- Nearly 1 in 2 Americans (133 million) has a chronic condition. (Chronic Care in America: A 21st Century Challenge, a study of the Robert Wood Johnson Foundation & Partnership for Solutions: Johns Hopkins University, Baltimore, MD for the Robert Wood Johnson Foundation (September 2004 Update). “Chronic Conditions: Making the Case for Ongoing Care”.)
- By 2020, about 157 million Americans will be afflicted by chronic illnesses, according to the U.S. Department of Health and Human Services.
- That number is projected to increase by more than one percent per year by 2030, resulting in an estimated chronically ill population of 171 million. (ibid)
- Sixty percent are between the ages of 18 and 64 (ibid)
- 90% of seniors have at least one chronic disease and 77% have two or more chronic diseases (The Growing Burden of Chronic Disease in American, Public Heal Reports / May–June 2004 / Volume 119, Gerard Anderson, PhD)
- In the United States 4 in 5health care dollars (78%) are spent on behalf of people with chronic conditions (The Growing Burden of Chronic Disease in American, Public Health Reports, MayJune 2004 Volume 119 Gerard Anderson, PhD)
WHAT ABOUT INVISIBLE ILLNESS?
Approximately 96% of people who live with an illness have an illness that is invisible. These people do no use a cane or any assistive device and may look perfectly healthy. (2002 US Census Bureau)
HOW DID YOU GET THIS STATISTIC?
We did our best to take the statistics that are available by the U.S. Department of Commerce, 1997, p. 1

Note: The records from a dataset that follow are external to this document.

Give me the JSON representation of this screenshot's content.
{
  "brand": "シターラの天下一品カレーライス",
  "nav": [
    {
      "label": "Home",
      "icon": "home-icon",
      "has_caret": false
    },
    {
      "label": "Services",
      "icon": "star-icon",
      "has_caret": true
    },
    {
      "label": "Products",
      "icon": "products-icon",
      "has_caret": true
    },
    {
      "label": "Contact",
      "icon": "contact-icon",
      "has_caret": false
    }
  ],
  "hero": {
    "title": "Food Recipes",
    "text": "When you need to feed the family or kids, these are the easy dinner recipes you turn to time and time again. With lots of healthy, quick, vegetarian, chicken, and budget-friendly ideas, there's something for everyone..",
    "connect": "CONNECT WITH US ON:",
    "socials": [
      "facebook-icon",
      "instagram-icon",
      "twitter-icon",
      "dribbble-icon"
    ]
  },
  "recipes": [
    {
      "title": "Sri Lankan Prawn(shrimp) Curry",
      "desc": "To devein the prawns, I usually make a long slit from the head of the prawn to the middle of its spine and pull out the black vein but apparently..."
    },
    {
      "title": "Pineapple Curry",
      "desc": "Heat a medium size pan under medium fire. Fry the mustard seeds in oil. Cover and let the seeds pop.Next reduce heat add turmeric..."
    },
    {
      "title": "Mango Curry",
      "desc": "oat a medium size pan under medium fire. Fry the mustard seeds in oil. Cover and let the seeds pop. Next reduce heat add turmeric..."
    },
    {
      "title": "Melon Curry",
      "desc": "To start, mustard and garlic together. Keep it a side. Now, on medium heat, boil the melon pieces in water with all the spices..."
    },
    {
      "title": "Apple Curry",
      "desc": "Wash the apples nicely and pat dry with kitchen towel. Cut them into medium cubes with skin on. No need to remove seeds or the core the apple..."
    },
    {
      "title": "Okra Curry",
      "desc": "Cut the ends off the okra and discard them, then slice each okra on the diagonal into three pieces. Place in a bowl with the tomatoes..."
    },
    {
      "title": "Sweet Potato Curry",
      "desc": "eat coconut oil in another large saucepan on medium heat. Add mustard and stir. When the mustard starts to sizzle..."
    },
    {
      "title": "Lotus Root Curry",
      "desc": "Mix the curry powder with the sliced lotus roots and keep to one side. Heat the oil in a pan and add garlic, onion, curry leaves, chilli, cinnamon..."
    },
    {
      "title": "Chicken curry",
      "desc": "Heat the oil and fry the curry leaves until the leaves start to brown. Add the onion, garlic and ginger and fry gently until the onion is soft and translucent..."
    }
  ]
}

- Over 100 million people in the U.S. have a chronic illness;
- 20.6 percent of the population, about 54 million people, have some level of disability;
- 9.9 percent or 26 million people had a severe disability
- 1.8 million used a wheelchair
- 5.2 million used a cane, crutches, or a walker
- So that is less than 6% who have a visible illness.
- There are many illnesses that start out being invisible and as the disease progresses it becomes more visible.
Also note that:
- 26 million persons were considered to have a severe disability;
- yet, only 7 million persons used a visible device for mobility.
- Thus, 19 million of the people who were defined as severely disabled, did not use a wheelchair, cane, crutches or walkers.
- In other words, 73% of Americans with severe disabilities do not use such devices.
- Therefore, a disability cannot be determined solely on whether or not a person uses visible assistive equipment.
U.S. Department of Commerce (1994). Bureau of the Census, Statistical Brief: Americans With Disabilities. (Publication SB/94-1).U.S. Department of Commerce (1997). Bureau of the Census, Census Brief: Disabilities Affect One-Fifth of All Americans. (Publication CENBR/97-5).
Popularity: 11% [?]